The last time Boston hosted an event such as this was in the year 2000. The Tall Ships week that year saw an estimated 5-7 million visitors. It was pandemonium. The city was still rung by a hulking industrial era overpass. The Seaport district was still a dusty parking lot. Prosperity was elusive; the city was fifteen years from finding itself in its third greatest economic epoch, and Tom Brady had not yet run away with five Super Bowl trophy’s. Needless to say, although the event was by all accounts a huge success, it was unprepared for the rush of people from away. 2017 will be different. Not so much in the number of attendees over the course of five days but in how the entire city has come together to prepare for their arrival and the influx of ships, their crews and the spectators.

It is estimated that 4-6 million people intend to make Sail Boston’s 2017 Tall Ship event a priority this summer; that’s almost ten times the population of the city! The temperatures hover around a delicious

75 degrees; the restaurants will be packed, with many staying open later; and the taverns will be competing with each other, offering live music and drink specials. If you plan on staying at one of the myriad terrific hotels in Boston you may want to make that call today- as of mid-February many were reporting unprecedented interest for that week. And another thing: You may want to consider public transportation that week- regardless of whether you’re commuting to work or play.
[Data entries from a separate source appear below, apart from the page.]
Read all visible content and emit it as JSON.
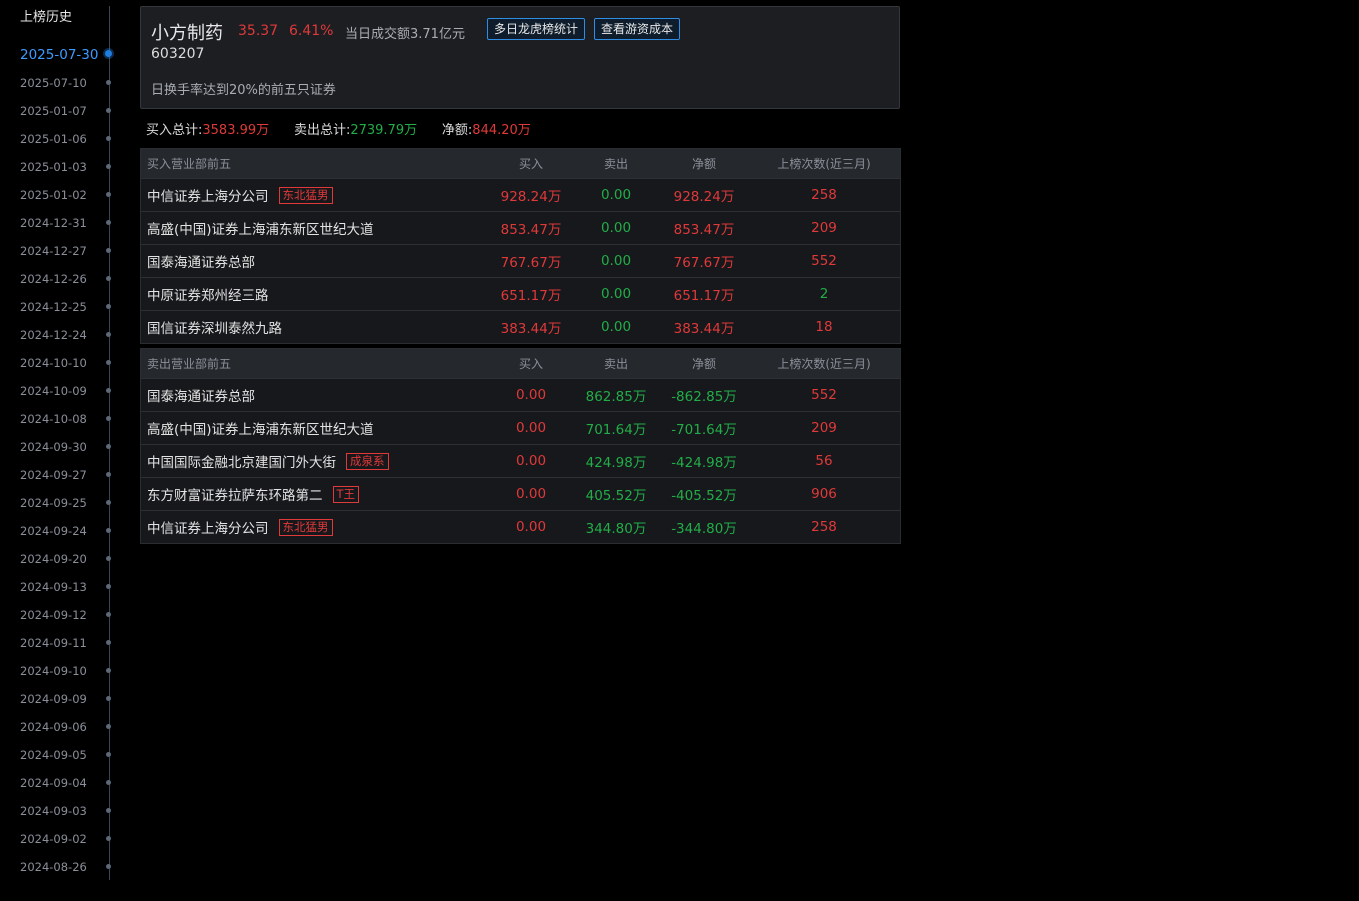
{
  "sidebar": {
    "title": "上榜历史",
    "dates": [
      "2025-07-30",
      "2025-07-10",
      "2025-01-07",
      "2025-01-06",
      "2025-01-03",
      "2025-01-02",
      "2024-12-31",
      "2024-12-27",
      "2024-12-26",
      "2024-12-25",
      "2024-12-24",
      "2024-10-10",
      "2024-10-09",
      "2024-10-08",
      "2024-09-30",
      "2024-09-27",
      "2024-09-25",
      "2024-09-24",
      "2024-09-20",
      "2024-09-13",
      "2024-09-12",
      "2024-09-11",
      "2024-09-10",
      "2024-09-09",
      "2024-09-06",
      "2024-09-05",
      "2024-09-04",
      "2024-09-03",
      "2024-09-02",
      "2024-08-26"
    ],
    "active_date": "2025-07-30"
  },
  "header": {
    "name": "小方制药",
    "price": "35.37",
    "change": "6.41%",
    "turnover": "当日成交额3.71亿元",
    "btn_multi": "多日龙虎榜统计",
    "btn_cost": "查看游资成本",
    "code": "603207",
    "reason": "日换手率达到20%的前五只证券"
  },
  "totals": {
    "buy_label": "买入总计:",
    "buy_value": "3583.99万",
    "sell_label": "卖出总计:",
    "sell_value": "2739.79万",
    "net_label": "净额:",
    "net_value": "844.20万"
  },
  "buy_table": {
    "headers": [
      "买入营业部前五",
      "买入",
      "卖出",
      "净额",
      "上榜次数(近三月)"
    ],
    "rows": [
      {
        "name": "中信证券上海分公司",
        "tag": "东北猛男",
        "buy": "928.24万",
        "sell": "0.00",
        "net": "928.24万",
        "times": "258",
        "times_color": "#e0393a"
      },
      {
        "name": "高盛(中国)证券上海浦东新区世纪大道",
        "tag": "",
        "buy": "853.47万",
        "sell": "0.00",
        "net": "853.47万",
        "times": "209",
        "times_color": "#e0393a"
      },
      {
        "name": "国泰海通证券总部",
        "tag": "",
        "buy": "767.67万",
        "sell": "0.00",
        "net": "767.67万",
        "times": "552",
        "times_color": "#e0393a"
      },
      {
        "name": "中原证券郑州经三路",
        "tag": "",
        "buy": "651.17万",
        "sell": "0.00",
        "net": "651.17万",
        "times": "2",
        "times_color": "#22ad48"
      },
      {
        "name": "国信证券深圳泰然九路",
        "tag": "",
        "buy": "383.44万",
        "sell": "0.00",
        "net": "383.44万",
        "times": "18",
        "times_color": "#e0393a"
      }
    ]
  },
  "sell_table": {
    "headers": [
      "卖出营业部前五",
      "买入",
      "卖出",
      "净额",
      "上榜次数(近三月)"
    ],
    "rows": [
      {
        "name": "国泰海通证券总部",
        "tag": "",
        "buy": "0.00",
        "sell": "862.85万",
        "net": "-862.85万",
        "times": "552",
        "times_color": "#e0393a"
      },
      {
        "name": "高盛(中国)证券上海浦东新区世纪大道",
        "tag": "",
        "buy": "0.00",
        "sell": "701.64万",
        "net": "-701.64万",
        "times": "209",
        "times_color": "#e0393a"
      },
      {
        "name": "中国国际金融北京建国门外大街",
        "tag": "成泉系",
        "buy": "0.00",
        "sell": "424.98万",
        "net": "-424.98万",
        "times": "56",
        "times_color": "#e0393a"
      },
      {
        "name": "东方财富证券拉萨东环路第二",
        "tag": "T王",
        "buy": "0.00",
        "sell": "405.52万",
        "net": "-405.52万",
        "times": "906",
        "times_color": "#e0393a"
      },
      {
        "name": "中信证券上海分公司",
        "tag": "东北猛男",
        "buy": "0.00",
        "sell": "344.80万",
        "net": "-344.80万",
        "times": "258",
        "times_color": "#e0393a"
      }
    ]
  },
  "colors": {
    "up": "#e0393a",
    "down": "#22ad48",
    "accent": "#2f8de4"
  }
}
So did you decide? Does Tall Ships sound like a BIG deal?! We think so. If you plan to do nothing else this summer or if you’re visiting Boston for only a few days, touring the tall ships, by land or by sea, should be at the top of your to-do list. Don’t forget a camera, a selfie stick, some sunblock and water, lots of water.